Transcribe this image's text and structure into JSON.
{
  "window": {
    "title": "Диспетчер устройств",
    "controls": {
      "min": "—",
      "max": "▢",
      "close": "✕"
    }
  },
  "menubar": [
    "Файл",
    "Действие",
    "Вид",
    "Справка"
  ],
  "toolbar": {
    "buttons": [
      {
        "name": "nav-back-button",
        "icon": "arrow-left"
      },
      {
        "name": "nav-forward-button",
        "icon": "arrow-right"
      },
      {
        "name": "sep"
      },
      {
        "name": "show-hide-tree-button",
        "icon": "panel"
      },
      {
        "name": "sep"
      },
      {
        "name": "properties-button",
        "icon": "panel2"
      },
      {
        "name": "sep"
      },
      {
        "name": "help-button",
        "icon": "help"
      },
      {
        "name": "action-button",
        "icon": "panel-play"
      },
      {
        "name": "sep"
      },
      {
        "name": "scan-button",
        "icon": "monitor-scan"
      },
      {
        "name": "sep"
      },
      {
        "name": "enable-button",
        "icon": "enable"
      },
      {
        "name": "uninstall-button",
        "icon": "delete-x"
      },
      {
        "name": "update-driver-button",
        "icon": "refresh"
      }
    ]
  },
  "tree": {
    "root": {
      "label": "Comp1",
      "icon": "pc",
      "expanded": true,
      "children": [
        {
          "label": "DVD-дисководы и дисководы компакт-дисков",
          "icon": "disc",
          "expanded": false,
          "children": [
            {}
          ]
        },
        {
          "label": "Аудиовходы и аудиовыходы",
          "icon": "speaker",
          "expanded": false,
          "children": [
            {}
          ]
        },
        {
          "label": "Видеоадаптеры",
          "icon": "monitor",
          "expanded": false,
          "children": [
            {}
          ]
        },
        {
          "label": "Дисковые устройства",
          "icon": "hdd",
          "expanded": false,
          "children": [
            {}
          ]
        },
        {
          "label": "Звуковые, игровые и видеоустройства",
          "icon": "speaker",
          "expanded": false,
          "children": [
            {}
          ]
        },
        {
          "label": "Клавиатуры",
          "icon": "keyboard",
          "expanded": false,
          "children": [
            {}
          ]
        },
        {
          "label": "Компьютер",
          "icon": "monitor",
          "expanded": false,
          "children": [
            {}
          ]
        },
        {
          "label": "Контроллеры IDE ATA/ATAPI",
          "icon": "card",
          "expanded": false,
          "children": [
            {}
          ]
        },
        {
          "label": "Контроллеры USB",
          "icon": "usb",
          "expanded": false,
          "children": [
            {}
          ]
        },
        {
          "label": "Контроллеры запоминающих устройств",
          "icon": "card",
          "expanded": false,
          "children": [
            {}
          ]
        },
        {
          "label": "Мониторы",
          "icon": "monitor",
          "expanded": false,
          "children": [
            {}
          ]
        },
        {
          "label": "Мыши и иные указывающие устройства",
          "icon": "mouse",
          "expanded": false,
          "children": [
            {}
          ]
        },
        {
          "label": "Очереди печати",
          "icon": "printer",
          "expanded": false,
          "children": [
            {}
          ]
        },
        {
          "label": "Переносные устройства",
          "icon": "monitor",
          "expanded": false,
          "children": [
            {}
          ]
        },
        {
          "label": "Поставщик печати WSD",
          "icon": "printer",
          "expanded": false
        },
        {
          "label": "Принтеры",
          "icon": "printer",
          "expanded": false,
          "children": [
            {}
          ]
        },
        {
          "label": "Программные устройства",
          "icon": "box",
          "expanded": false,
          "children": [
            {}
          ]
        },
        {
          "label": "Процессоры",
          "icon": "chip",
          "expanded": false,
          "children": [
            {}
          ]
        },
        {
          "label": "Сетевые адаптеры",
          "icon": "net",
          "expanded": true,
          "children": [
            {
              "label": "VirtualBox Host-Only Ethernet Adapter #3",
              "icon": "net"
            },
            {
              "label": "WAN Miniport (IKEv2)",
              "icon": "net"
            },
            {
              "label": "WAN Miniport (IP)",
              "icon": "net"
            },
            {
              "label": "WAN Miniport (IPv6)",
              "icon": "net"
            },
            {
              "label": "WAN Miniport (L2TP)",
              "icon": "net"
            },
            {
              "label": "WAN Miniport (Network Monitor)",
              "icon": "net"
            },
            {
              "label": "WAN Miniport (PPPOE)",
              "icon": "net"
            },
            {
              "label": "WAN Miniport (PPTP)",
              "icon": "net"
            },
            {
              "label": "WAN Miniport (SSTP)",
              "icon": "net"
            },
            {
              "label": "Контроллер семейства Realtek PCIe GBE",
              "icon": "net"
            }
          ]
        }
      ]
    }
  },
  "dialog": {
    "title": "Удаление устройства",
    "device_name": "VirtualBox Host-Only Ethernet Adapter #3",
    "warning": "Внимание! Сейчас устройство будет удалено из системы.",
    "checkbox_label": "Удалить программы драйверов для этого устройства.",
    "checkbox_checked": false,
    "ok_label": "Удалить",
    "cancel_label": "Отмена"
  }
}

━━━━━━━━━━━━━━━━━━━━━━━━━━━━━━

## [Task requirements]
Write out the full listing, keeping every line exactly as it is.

## [Task solution]
Transcribe this image's text and structure into JSON.
{
  "window": {
    "title": "Диспетчер устройств",
    "controls": {
      "min": "—",
      "max": "▢",
      "close": "✕"
    }
  },
  "menubar": [
    "Файл",
    "Действие",
    "Вид",
    "Справка"
  ],
  "toolbar": {
    "buttons": [
      {
        "name": "nav-back-button",
        "icon": "arrow-left"
      },
      {
        "name": "nav-forward-button",
        "icon": "arrow-right"
      },
      {
        "name": "sep"
      },
      {
        "name": "show-hide-tree-button",
        "icon": "panel"
      },
      {
        "name": "sep"
      },
      {
        "name": "properties-button",
        "icon": "panel2"
      },
      {
        "name": "sep"
      },
      {
        "name": "help-button",
        "icon": "help"
      },
      {
        "name": "action-button",
        "icon": "panel-play"
      },
      {
        "name": "sep"
      },
      {
        "name": "scan-button",
        "icon": "monitor-scan"
      },
      {
        "name": "sep"
      },
      {
        "name": "enable-button",
        "icon": "enable"
      },
      {
        "name": "uninstall-button",
        "icon": "delete-x"
      },
      {
        "name": "update-driver-button",
        "icon": "refresh"
      }
    ]
  },
  "tree": {
    "root": {
      "label": "Comp1",
      "icon": "pc",
      "expanded": true,
      "children": [
        {
          "label": "DVD-дисководы и дисководы компакт-дисков",
          "icon": "disc",
          "expanded": false,
          "children": [
            {}
          ]
        },
        {
          "label": "Аудиовходы и аудиовыходы",
          "icon": "speaker",
          "expanded": false,
          "children": [
            {}
          ]
        },
        {
          "label": "Видеоадаптеры",
          "icon": "monitor",
          "expanded": false,
          "children": [
            {}
          ]
        },
        {
          "label": "Дисковые устройства",
          "icon": "hdd",
          "expanded": false,
          "children": [
            {}
          ]
        },
        {
          "label": "Звуковые, игровые и видеоустройства",
          "icon": "speaker",
          "expanded": false,
          "children": [
            {}
          ]
        },
        {
          "label": "Клавиатуры",
          "icon": "keyboard",
          "expanded": false,
          "children": [
            {}
          ]
        },
        {
          "label": "Компьютер",
          "icon": "monitor",
          "expanded": false,
          "children": [
            {}
          ]
        },
        {
          "label": "Контроллеры IDE ATA/ATAPI",
          "icon": "card",
          "expanded": false,
          "children": [
            {}
          ]
        },
        {
          "label": "Контроллеры USB",
          "icon": "usb",
          "expanded": false,
          "children": [
            {}
          ]
        },
        {
          "label": "Контроллеры запоминающих устройств",
          "icon": "card",
          "expanded": false,
          "children": [
            {}
          ]
        },
        {
          "label": "Мониторы",
          "icon": "monitor",
          "expanded": false,
          "children": [
            {}
          ]
        },
        {
          "label": "Мыши и иные указывающие устройства",
          "icon": "mouse",
          "expanded": false,
          "children": [
            {}
          ]
        },
        {
          "label": "Очереди печати",
          "icon": "printer",
          "expanded": false,
          "children": [
            {}
          ]
        },
        {
          "label": "Переносные устройства",
          "icon": "monitor",
          "expanded": false,
          "children": [
            {}
          ]
        },
        {
          "label": "Поставщик печати WSD",
          "icon": "printer",
          "expanded": false
        },
        {
          "label": "Принтеры",
          "icon": "printer",
          "expanded": false,
          "children": [
            {}
          ]
        },
        {
          "label": "Программные устройства",
          "icon": "box",
          "expanded": false,
          "children": [
            {}
          ]
        },
        {
          "label": "Процессоры",
          "icon": "chip",
          "expanded": false,
          "children": [
            {}
          ]
        },
        {
          "label": "Сетевые адаптеры",
          "icon": "net",
          "expanded": true,
          "children": [
            {
              "label": "VirtualBox Host-Only Ethernet Adapter #3",
              "icon": "net"
            },
            {
              "label": "WAN Miniport (IKEv2)",
              "icon": "net"
            },
            {
              "label": "WAN Miniport (IP)",
              "icon": "net"
            },
            {
              "label": "WAN Miniport (IPv6)",
              "icon": "net"
            },
            {
              "label": "WAN Miniport (L2TP)",
              "icon": "net"
            },
            {
              "label": "WAN Miniport (Network Monitor)",
              "icon": "net"
            },
            {
              "label": "WAN Miniport (PPPOE)",
              "icon": "net"
            },
            {
              "label": "WAN Miniport (PPTP)",
              "icon": "net"
            },
            {
              "label": "WAN Miniport (SSTP)",
              "icon": "net"
            },
            {
              "label": "Контроллер семейства Realtek PCIe GBE",
              "icon": "net"
            }
          ]
        }
      ]
    }
  },
  "dialog": {
    "title": "Удаление устройства",
    "device_name": "VirtualBox Host-Only Ethernet Adapter #3",
    "warning": "Внимание! Сейчас устройство будет удалено из системы.",
    "checkbox_label": "Удалить программы драйверов для этого устройства.",
    "checkbox_checked": false,
    "ok_label": "Удалить",
    "cancel_label": "Отмена"
  }
}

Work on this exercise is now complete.